|Fri, 23 Mar 2018 00:07:01 -0400|
DENVER (AP) — Denver police officers who opened fire killing one man and injuring another after a high-speed car chase erroneously believed an escaped inmate was a passenger, authorities said Thursday.
|Fort Standard's Terrazzo Planters and Other Top Picks from the AD Design Show|
|Fri, 23 Mar 2018 14:42:08 -0400|
|These Are The Biggest Marches In U.S. History|
|Thu, 22 Mar 2018 17:04:53 -0400|
|House Republicans vote to release Russia report|
|Thu, 22 Mar 2018 19:03:53 -0400|
By Patricia Zengerle WASHINGTON (Reuters) - The U.S. House Intelligence Committee voted along party lines on Thursday to adopt a Republican report on the panel's investigation of Russia and the 2016 U.S. election, formally ending a probe marred for months by bitter partisan conflict. The Republican report found no evidence of collusion between President Donald Trump's campaign and Russian interference.

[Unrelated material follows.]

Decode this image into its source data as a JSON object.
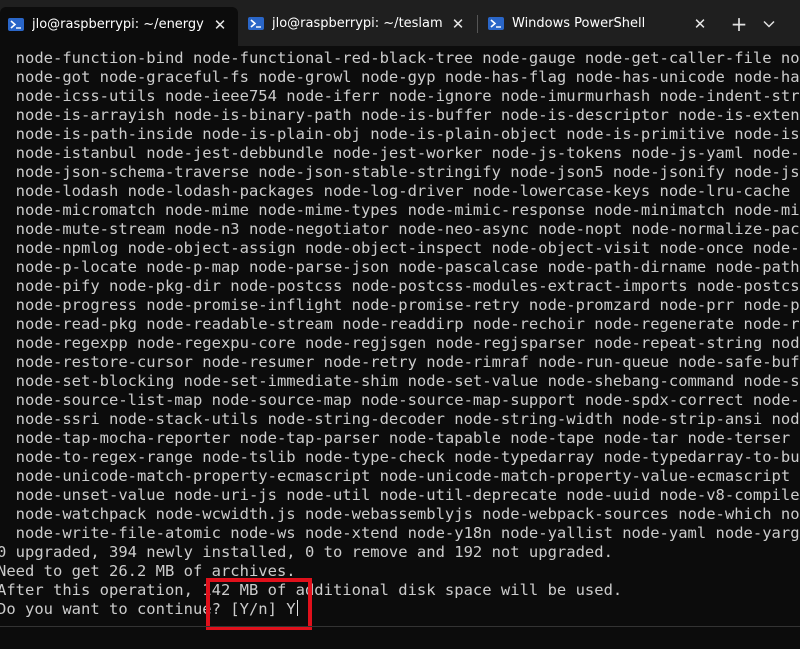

|What You Need To Know About John Bolton, Trump's New National Security Adviser|
|Fri, 23 Mar 2018 07:31:23 -0400|